In the US, little is being done to ensure that women receive a fair share of the public funding for filmmaking. Two structural challenges hinder this. First there is no national, unified organization quite like the EWA leading the charge to both analyze the current public funding picture regarding women films – or other art forms for that matter – and then armed with such data taking the lead to correct the situation. Second, the agency structure in the US – in comparison to Europe where most countries have cultural ministers, even ministers of women’s issues – is a hodge-podge of different agencies with different interests and constituencies. So, it is hard to lasso them collectively into any unified effort. Last, an agency like the National Endowment for the Arts, which in this author’s opinion could best lead the collection of data across federal agencies, is so politically hand-tied to have the smallest of mandates. Its current Congressional Authorization would never allow such a study or correction. How sad. How discriminatory.
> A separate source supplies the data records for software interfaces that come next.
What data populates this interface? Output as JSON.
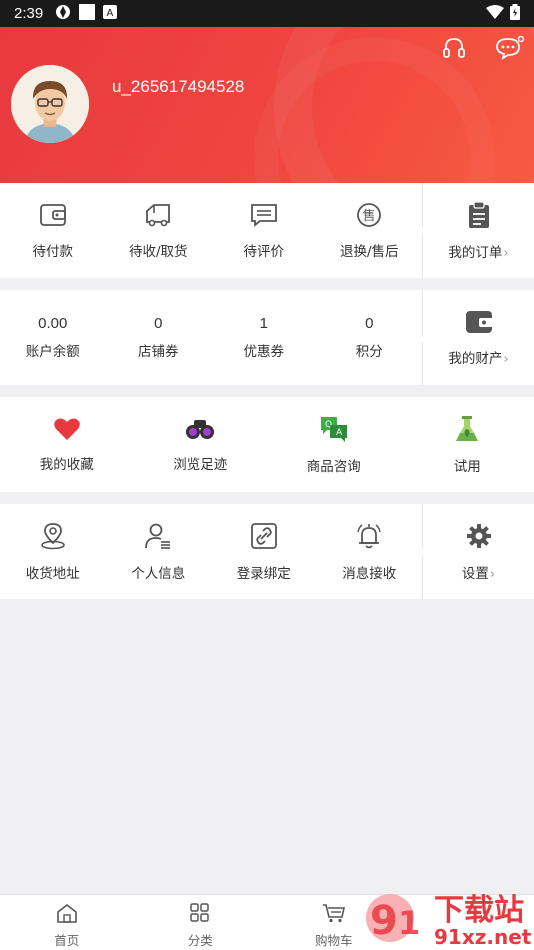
{
  "status_bar": {
    "time": "2:39"
  },
  "profile": {
    "username": "u_265617494528"
  },
  "header_icons": [
    "headset-icon",
    "message-icon"
  ],
  "orders": {
    "items": [
      {
        "label": "待付款",
        "icon": "wallet-icon"
      },
      {
        "label": "待收/取货",
        "icon": "truck-icon"
      },
      {
        "label": "待评价",
        "icon": "comment-icon"
      },
      {
        "label": "退换/售后",
        "icon": "after-sale-icon"
      }
    ],
    "my_orders": {
      "label": "我的订单",
      "icon": "clipboard-icon"
    }
  },
  "assets": {
    "items": [
      {
        "value": "0.00",
        "label": "账户余额"
      },
      {
        "value": "0",
        "label": "店铺券"
      },
      {
        "value": "1",
        "label": "优惠券"
      },
      {
        "value": "0",
        "label": "积分"
      }
    ],
    "my_assets": {
      "label": "我的财产",
      "icon": "purse-icon"
    }
  },
  "features": [
    {
      "label": "我的收藏",
      "icon": "heart-icon",
      "color": "#e8393f"
    },
    {
      "label": "浏览足迹",
      "icon": "binoculars-icon",
      "color": "#7b2fa0"
    },
    {
      "label": "商品咨询",
      "icon": "qa-icon",
      "color": "#3fae49"
    },
    {
      "label": "试用",
      "icon": "flask-icon",
      "color": "#8bc34a"
    }
  ],
  "services": {
    "items": [
      {
        "label": "收货地址",
        "icon": "location-icon"
      },
      {
        "label": "个人信息",
        "icon": "user-info-icon"
      },
      {
        "label": "登录绑定",
        "icon": "link-icon"
      },
      {
        "label": "消息接收",
        "icon": "bell-icon"
      }
    ],
    "settings": {
      "label": "设置",
      "icon": "gear-icon"
    }
  },
  "tabbar": [
    {
      "label": "首页",
      "icon": "home-icon"
    },
    {
      "label": "分类",
      "icon": "category-icon"
    },
    {
      "label": "购物车",
      "icon": "cart-icon"
    },
    {
      "label": "",
      "icon": ""
    }
  ],
  "watermark": {
    "text_top": "下载站",
    "text_bottom": "91xz.net"
  },
  "colors": {
    "brand_red": "#e8393f",
    "icon_gray": "#555555"
  }
}
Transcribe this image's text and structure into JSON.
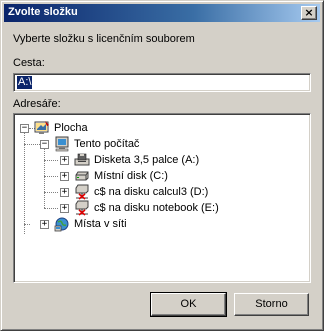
{
  "dialog": {
    "title": "Zvolte složku",
    "close_glyph": "×",
    "instruction": "Vyberte složku s licenčním souborem",
    "path_label": "Cesta:",
    "path_value": "A:\\",
    "folders_label": "Adresáře:"
  },
  "tree": {
    "desktop": {
      "label": "Plocha",
      "expander": "−",
      "icon": "desktop-icon"
    },
    "my_computer": {
      "label": "Tento počítač",
      "expander": "−",
      "icon": "computer-icon"
    },
    "drives": [
      {
        "label": "Disketa 3,5 palce (A:)",
        "expander": "+",
        "icon": "floppy-drive-icon"
      },
      {
        "label": "Místní disk (C:)",
        "expander": "+",
        "icon": "hard-drive-icon"
      },
      {
        "label": "c$ na disku calcul3 (D:)",
        "expander": "+",
        "icon": "network-drive-icon"
      },
      {
        "label": "c$ na disku notebook (E:)",
        "expander": "+",
        "icon": "network-drive-icon"
      }
    ],
    "network": {
      "label": "Místa v síti",
      "expander": "+",
      "icon": "network-places-icon"
    }
  },
  "buttons": {
    "ok": "OK",
    "cancel": "Storno"
  },
  "colors": {
    "face": "#d4d0c8",
    "title_start": "#0a246a",
    "title_end": "#a6caf0",
    "selection": "#0a246a"
  }
}
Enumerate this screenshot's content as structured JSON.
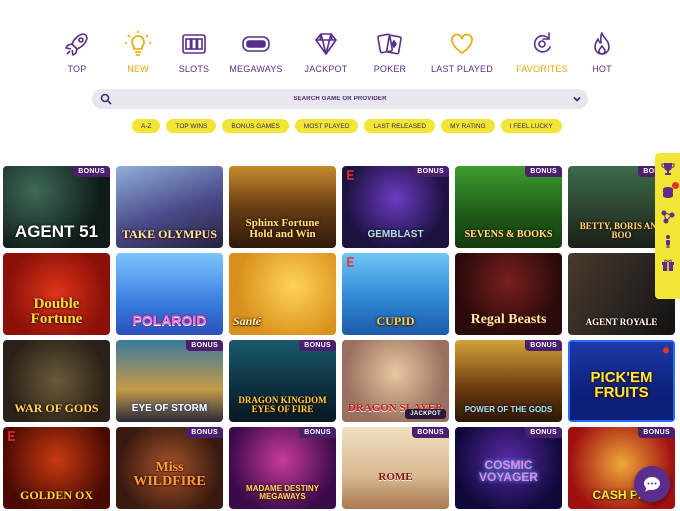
{
  "colors": {
    "accent": "#5b2d8c",
    "active": "#e6a800",
    "pill": "#f2e535",
    "search_bg": "#e8e6ee"
  },
  "categories": [
    {
      "label": "TOP",
      "icon": "rocket-icon"
    },
    {
      "label": "NEW",
      "icon": "lightbulb-icon"
    },
    {
      "label": "SLOTS",
      "icon": "slot-machine-icon"
    },
    {
      "label": "MEGAWAYS",
      "icon": "megaways-icon"
    },
    {
      "label": "JACKPOT",
      "icon": "diamond-icon"
    },
    {
      "label": "POKER",
      "icon": "cards-icon"
    },
    {
      "label": "LAST PLAYED",
      "icon": "heart-icon"
    },
    {
      "label": "FAVORITES",
      "icon": "refresh-icon"
    },
    {
      "label": "HOT",
      "icon": "flame-icon"
    }
  ],
  "search": {
    "placeholder": "SEARCH GAME OR PROVIDER"
  },
  "filters": [
    "A-Z",
    "TOP WINS",
    "BONUS GAMES",
    "MOST PLAYED",
    "LAST RELEASED",
    "MY RATING",
    "I FEEL LUCKY"
  ],
  "badge_label": "BONUS",
  "jackpot_label": "JACKPOT",
  "games": [
    {
      "title": "AGENT 51",
      "bonus": true
    },
    {
      "title": "TAKE OLYMPUS",
      "bonus": false
    },
    {
      "title": "Sphinx Fortune Hold and Win",
      "bonus": false
    },
    {
      "title": "GEMBLAST",
      "bonus": true
    },
    {
      "title": "SEVENS & BOOKS",
      "bonus": true
    },
    {
      "title": "BETTY, BORIS AND BOO",
      "bonus": true
    },
    {
      "title": "Double Fortune",
      "bonus": false
    },
    {
      "title": "POLAROID",
      "bonus": false
    },
    {
      "title": "Santé",
      "bonus": false
    },
    {
      "title": "CUPID",
      "bonus": false
    },
    {
      "title": "Regal Beasts",
      "bonus": false
    },
    {
      "title": "AGENT ROYALE",
      "bonus": false
    },
    {
      "title": "WAR OF GODS",
      "bonus": false
    },
    {
      "title": "EYE OF STORM",
      "bonus": true
    },
    {
      "title": "DRAGON KINGDOM EYES OF FIRE",
      "bonus": true
    },
    {
      "title": "DRAGON SLAYER",
      "bonus": false
    },
    {
      "title": "POWER OF THE GODS",
      "bonus": true
    },
    {
      "title": "PICK'EM FRUITS",
      "bonus": false
    },
    {
      "title": "GOLDEN OX",
      "bonus": false
    },
    {
      "title": "Miss WILDFIRE",
      "bonus": true
    },
    {
      "title": "MADAME DESTINY MEGAWAYS",
      "bonus": true
    },
    {
      "title": "ROME",
      "bonus": true
    },
    {
      "title": "COSMIC VOYAGER",
      "bonus": true
    },
    {
      "title": "CASH PIG",
      "bonus": true
    }
  ],
  "side_toolbar": [
    "trophy-icon",
    "coins-icon",
    "nodes-icon",
    "person-icon",
    "gift-icon"
  ],
  "chat": {
    "icon": "chat-icon"
  }
}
Women in the US have a lot of work yet to do to achieve equity in the film business. The most significant steps are policy issues. Maybe all the women this year running for political office is a sign of change that will impact this problem. With more women in office in 2019, perhaps they will enlarge America’s cultural mandate and the funding for cultural activities.
Women are not moving fast enough to significantly change the public funding picture, not in Europe nor in America. The directors of three important sectors of Cannes, however, did sign a pledge to: 1) create a more transparent selection process; 2) keep records of key filmmaker’s and key crew’s gender in submissions; and 3) to work toward parity on the executive board. One small step for womankind. This is not policy, but a promise.
Post Script: We can all play a role on an individual basis to fund women filmmakers. Here is a feature narrative that deserve support, large or small. 39 1/2, now in post-production, is Kara Herold’s first feature. Filled with comic irony and high drama, it splendidly mixes live action with lyric animation. She’s just half way through raising $30,000. Your support can assist in making her dream a reality.